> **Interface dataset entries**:
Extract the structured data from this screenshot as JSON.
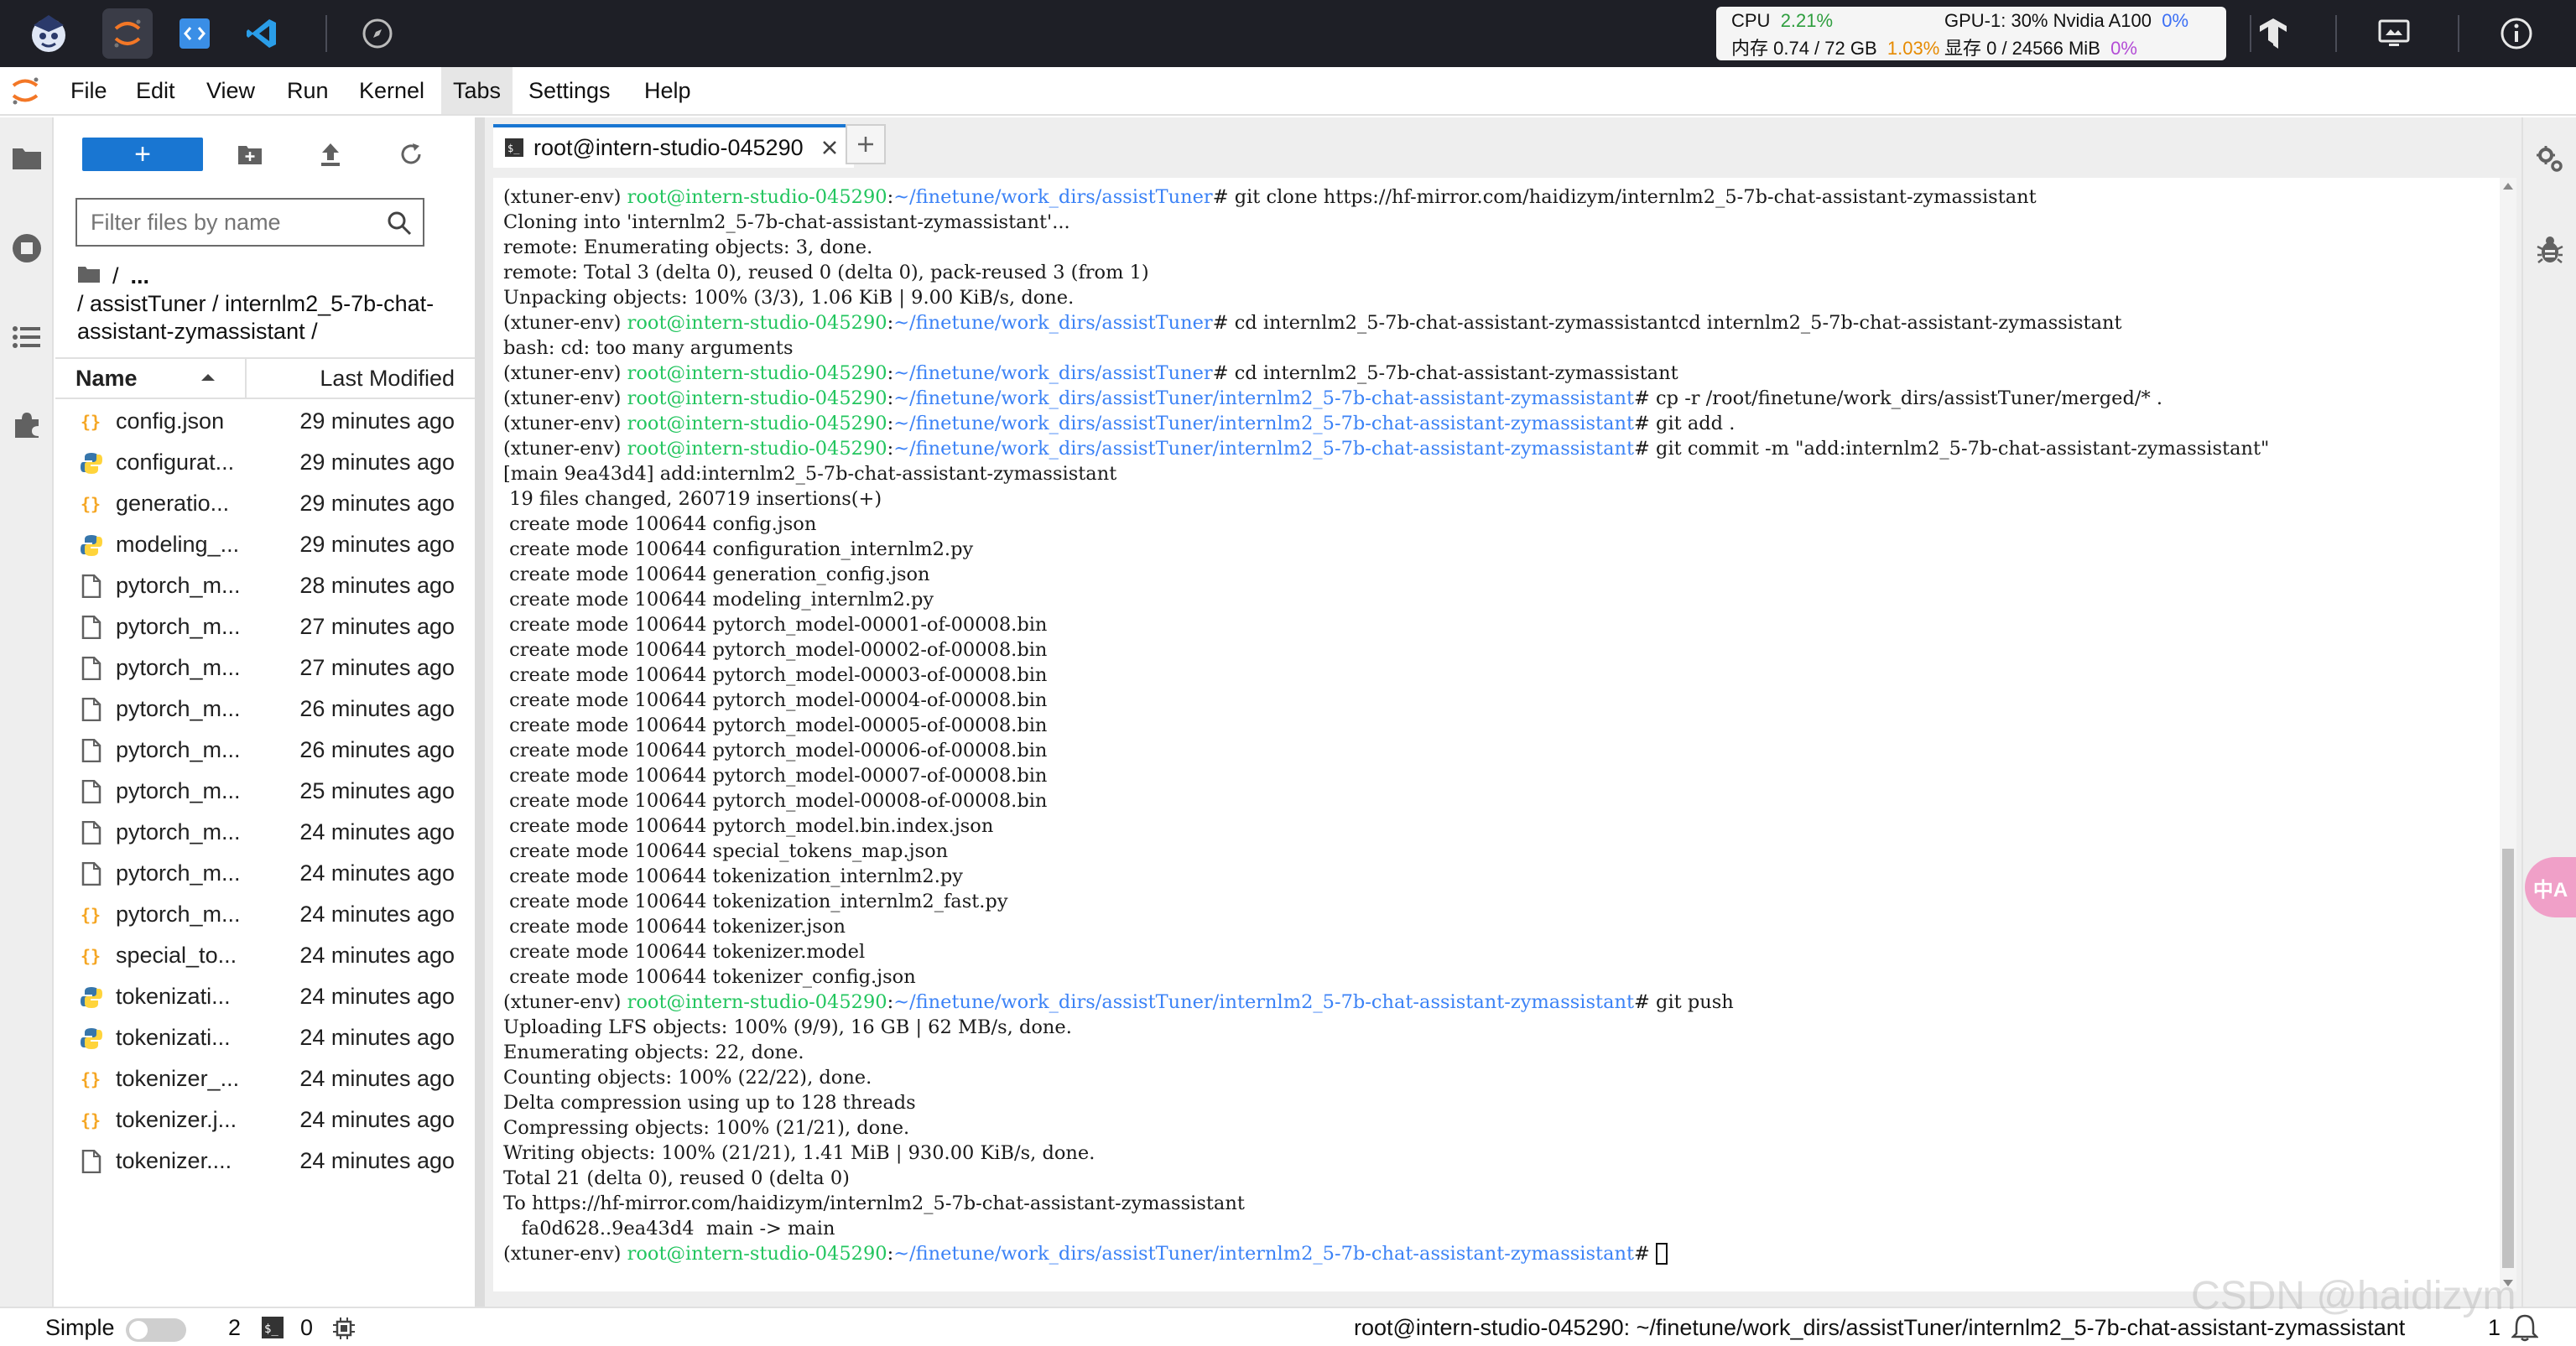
{
  "topbar": {
    "monitor": {
      "cpu_label": "CPU",
      "cpu_value": "2.21%",
      "mem_label": "内存 0.74 / 72 GB",
      "mem_value": "1.03%",
      "gpu_label": "GPU-1: 30% Nvidia A100",
      "gpu_value": "0%",
      "vram_label": "显存 0 / 24566 MiB",
      "vram_value": "0%"
    }
  },
  "menu": {
    "items": [
      "File",
      "Edit",
      "View",
      "Run",
      "Kernel",
      "Tabs",
      "Settings",
      "Help"
    ]
  },
  "filebrowser": {
    "new_button": "+",
    "search_placeholder": "Filter files by name",
    "crumb_root": "/",
    "crumb_ellipsis": "...",
    "path": "/ assistTuner / internlm2_5-7b-chat-assistant-zymassistant /",
    "header_name": "Name",
    "header_modified": "Last Modified",
    "files": [
      {
        "name": "config.json",
        "modified": "29 minutes ago",
        "icon": "json-icon"
      },
      {
        "name": "configurat...",
        "modified": "29 minutes ago",
        "icon": "python-icon"
      },
      {
        "name": "generatio...",
        "modified": "29 minutes ago",
        "icon": "json-icon"
      },
      {
        "name": "modeling_...",
        "modified": "29 minutes ago",
        "icon": "python-icon"
      },
      {
        "name": "pytorch_m...",
        "modified": "28 minutes ago",
        "icon": "file-icon"
      },
      {
        "name": "pytorch_m...",
        "modified": "27 minutes ago",
        "icon": "file-icon"
      },
      {
        "name": "pytorch_m...",
        "modified": "27 minutes ago",
        "icon": "file-icon"
      },
      {
        "name": "pytorch_m...",
        "modified": "26 minutes ago",
        "icon": "file-icon"
      },
      {
        "name": "pytorch_m...",
        "modified": "26 minutes ago",
        "icon": "file-icon"
      },
      {
        "name": "pytorch_m...",
        "modified": "25 minutes ago",
        "icon": "file-icon"
      },
      {
        "name": "pytorch_m...",
        "modified": "24 minutes ago",
        "icon": "file-icon"
      },
      {
        "name": "pytorch_m...",
        "modified": "24 minutes ago",
        "icon": "file-icon"
      },
      {
        "name": "pytorch_m...",
        "modified": "24 minutes ago",
        "icon": "json-icon"
      },
      {
        "name": "special_to...",
        "modified": "24 minutes ago",
        "icon": "json-icon"
      },
      {
        "name": "tokenizati...",
        "modified": "24 minutes ago",
        "icon": "python-icon"
      },
      {
        "name": "tokenizati...",
        "modified": "24 minutes ago",
        "icon": "python-icon"
      },
      {
        "name": "tokenizer_...",
        "modified": "24 minutes ago",
        "icon": "json-icon"
      },
      {
        "name": "tokenizer.j...",
        "modified": "24 minutes ago",
        "icon": "json-icon"
      },
      {
        "name": "tokenizer....",
        "modified": "24 minutes ago",
        "icon": "file-icon"
      }
    ]
  },
  "tabs": {
    "active_label": "root@intern-studio-045290",
    "add_label": "+"
  },
  "terminal": {
    "lines": [
      {
        "env": "(xtuner-env) ",
        "host": "root@intern-studio-045290",
        "sep": ":",
        "path": "~/finetune/work_dirs/assistTuner",
        "cmd": "# git clone https://hf-mirror.com/haidizym/internlm2_5-7b-chat-assistant-zymassistant"
      },
      {
        "text": "Cloning into 'internlm2_5-7b-chat-assistant-zymassistant'..."
      },
      {
        "text": "remote: Enumerating objects: 3, done."
      },
      {
        "text": "remote: Total 3 (delta 0), reused 0 (delta 0), pack-reused 3 (from 1)"
      },
      {
        "text": "Unpacking objects: 100% (3/3), 1.06 KiB | 9.00 KiB/s, done."
      },
      {
        "env": "(xtuner-env) ",
        "host": "root@intern-studio-045290",
        "sep": ":",
        "path": "~/finetune/work_dirs/assistTuner",
        "cmd": "# cd internlm2_5-7b-chat-assistant-zymassistantcd internlm2_5-7b-chat-assistant-zymassistant"
      },
      {
        "text": "bash: cd: too many arguments"
      },
      {
        "env": "(xtuner-env) ",
        "host": "root@intern-studio-045290",
        "sep": ":",
        "path": "~/finetune/work_dirs/assistTuner",
        "cmd": "# cd internlm2_5-7b-chat-assistant-zymassistant"
      },
      {
        "env": "(xtuner-env) ",
        "host": "root@intern-studio-045290",
        "sep": ":",
        "path": "~/finetune/work_dirs/assistTuner/internlm2_5-7b-chat-assistant-zymassistant",
        "cmd": "# cp -r /root/finetune/work_dirs/assistTuner/merged/* ."
      },
      {
        "env": "(xtuner-env) ",
        "host": "root@intern-studio-045290",
        "sep": ":",
        "path": "~/finetune/work_dirs/assistTuner/internlm2_5-7b-chat-assistant-zymassistant",
        "cmd": "# git add ."
      },
      {
        "env": "(xtuner-env) ",
        "host": "root@intern-studio-045290",
        "sep": ":",
        "path": "~/finetune/work_dirs/assistTuner/internlm2_5-7b-chat-assistant-zymassistant",
        "cmd": "# git commit -m \"add:internlm2_5-7b-chat-assistant-zymassistant\""
      },
      {
        "text": "[main 9ea43d4] add:internlm2_5-7b-chat-assistant-zymassistant"
      },
      {
        "text": " 19 files changed, 260719 insertions(+)"
      },
      {
        "text": " create mode 100644 config.json"
      },
      {
        "text": " create mode 100644 configuration_internlm2.py"
      },
      {
        "text": " create mode 100644 generation_config.json"
      },
      {
        "text": " create mode 100644 modeling_internlm2.py"
      },
      {
        "text": " create mode 100644 pytorch_model-00001-of-00008.bin"
      },
      {
        "text": " create mode 100644 pytorch_model-00002-of-00008.bin"
      },
      {
        "text": " create mode 100644 pytorch_model-00003-of-00008.bin"
      },
      {
        "text": " create mode 100644 pytorch_model-00004-of-00008.bin"
      },
      {
        "text": " create mode 100644 pytorch_model-00005-of-00008.bin"
      },
      {
        "text": " create mode 100644 pytorch_model-00006-of-00008.bin"
      },
      {
        "text": " create mode 100644 pytorch_model-00007-of-00008.bin"
      },
      {
        "text": " create mode 100644 pytorch_model-00008-of-00008.bin"
      },
      {
        "text": " create mode 100644 pytorch_model.bin.index.json"
      },
      {
        "text": " create mode 100644 special_tokens_map.json"
      },
      {
        "text": " create mode 100644 tokenization_internlm2.py"
      },
      {
        "text": " create mode 100644 tokenization_internlm2_fast.py"
      },
      {
        "text": " create mode 100644 tokenizer.json"
      },
      {
        "text": " create mode 100644 tokenizer.model"
      },
      {
        "text": " create mode 100644 tokenizer_config.json"
      },
      {
        "env": "(xtuner-env) ",
        "host": "root@intern-studio-045290",
        "sep": ":",
        "path": "~/finetune/work_dirs/assistTuner/internlm2_5-7b-chat-assistant-zymassistant",
        "cmd": "# git push"
      },
      {
        "text": "Uploading LFS objects: 100% (9/9), 16 GB | 62 MB/s, done."
      },
      {
        "text": "Enumerating objects: 22, done."
      },
      {
        "text": "Counting objects: 100% (22/22), done."
      },
      {
        "text": "Delta compression using up to 128 threads"
      },
      {
        "text": "Compressing objects: 100% (21/21), done."
      },
      {
        "text": "Writing objects: 100% (21/21), 1.41 MiB | 930.00 KiB/s, done."
      },
      {
        "text": "Total 21 (delta 0), reused 0 (delta 0)"
      },
      {
        "text": "To https://hf-mirror.com/haidizym/internlm2_5-7b-chat-assistant-zymassistant"
      },
      {
        "text": "   fa0d628..9ea43d4  main -> main"
      },
      {
        "env": "(xtuner-env) ",
        "host": "root@intern-studio-045290",
        "sep": ":",
        "path": "~/finetune/work_dirs/assistTuner/internlm2_5-7b-chat-assistant-zymassistant",
        "cmd": "# ",
        "cursor": true
      }
    ]
  },
  "statusbar": {
    "simple_label": "Simple",
    "kernels_count": "2",
    "terminals_count": "0",
    "path": "root@intern-studio-045290: ~/finetune/work_dirs/assistTuner/internlm2_5-7b-chat-assistant-zymassistant",
    "line_count": "1"
  },
  "watermark": "CSDN @haidizym",
  "translate_label": "中A",
  "colors": {
    "accent": "#1976d2",
    "host_green": "#22c55e",
    "path_blue": "#3b82f6",
    "topbar": "#1e1f26"
  }
}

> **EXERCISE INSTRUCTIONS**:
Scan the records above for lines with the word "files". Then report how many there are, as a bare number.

> **TASK SOLUTION**:
3